Walter Olson blogs at Overlawyered as I have here about how HP/The Experts, Alexis' employer, knew about his "increasingly florid symptoms of paranoid schizophrenia."
Olson quotes the piece by The New York Times' Serge F. Kovaleski, who relates how Alexis' mother told The Experts of his previous paranoid behavior, advising that he "likely needed to see a therapist." After a meeting of "senior-level employees," it was concluded that he could be sent back to work:
In an e-mail message, the Experts said that a Hewlett-Packard manager in Newport said she was "comfortable" having Mr. Alexis come back to work after he reported hearing voices.

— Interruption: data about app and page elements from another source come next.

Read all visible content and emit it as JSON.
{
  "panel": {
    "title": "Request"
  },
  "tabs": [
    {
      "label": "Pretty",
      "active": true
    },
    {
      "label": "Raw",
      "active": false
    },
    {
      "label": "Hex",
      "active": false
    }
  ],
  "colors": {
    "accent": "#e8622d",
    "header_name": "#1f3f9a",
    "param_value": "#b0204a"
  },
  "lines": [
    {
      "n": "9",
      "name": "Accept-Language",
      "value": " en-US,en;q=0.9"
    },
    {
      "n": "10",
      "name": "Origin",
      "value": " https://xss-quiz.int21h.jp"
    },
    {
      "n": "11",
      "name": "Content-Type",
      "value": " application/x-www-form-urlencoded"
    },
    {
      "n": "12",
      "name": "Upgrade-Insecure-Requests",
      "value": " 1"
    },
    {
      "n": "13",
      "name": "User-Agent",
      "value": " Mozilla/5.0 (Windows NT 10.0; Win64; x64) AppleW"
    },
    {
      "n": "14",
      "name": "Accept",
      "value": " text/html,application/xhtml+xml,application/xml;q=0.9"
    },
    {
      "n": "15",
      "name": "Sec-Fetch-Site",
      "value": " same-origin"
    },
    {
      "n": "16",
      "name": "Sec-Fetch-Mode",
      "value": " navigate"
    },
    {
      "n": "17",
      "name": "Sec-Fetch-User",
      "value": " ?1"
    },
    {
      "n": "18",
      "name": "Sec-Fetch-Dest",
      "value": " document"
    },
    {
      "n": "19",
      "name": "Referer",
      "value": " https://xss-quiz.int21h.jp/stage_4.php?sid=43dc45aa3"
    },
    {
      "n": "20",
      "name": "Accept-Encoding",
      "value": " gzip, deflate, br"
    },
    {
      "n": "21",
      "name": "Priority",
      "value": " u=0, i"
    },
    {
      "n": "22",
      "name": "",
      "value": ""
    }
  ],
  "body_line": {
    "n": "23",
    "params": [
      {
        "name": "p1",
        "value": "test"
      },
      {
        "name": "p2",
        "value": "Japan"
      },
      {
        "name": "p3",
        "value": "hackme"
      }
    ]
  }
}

Hewlett-Packard said its manager in Newport was a low-level employee who was not given full details by the Experts about Mr. Alexis' problems. The company said it has placed that manager on administrative leave.
Olson makes a point not seen other places:
The missing angle is: what if any role was played by the legal constraints on the various entities that directly or indirectly employed Mr. Alexis? Severe mental illness is a protected condition under the ADA, and employers may not be free to take workers off their duties unless and until they can assemble evidence that would stand up in court documenting a "direct threat," "undue hardship" or other adequate reason for removal; the law places limits on the employer's right to demand medical exams to evaluate the exact contours of disability; and privacy rules limit sharing of medically relevant information between different entities, as we saw in the Seung-Hui Cho/Virginia Tech case. All these rules apply to ordinary larger private businesses, but some come in especially stringent form when applied to federal contractors.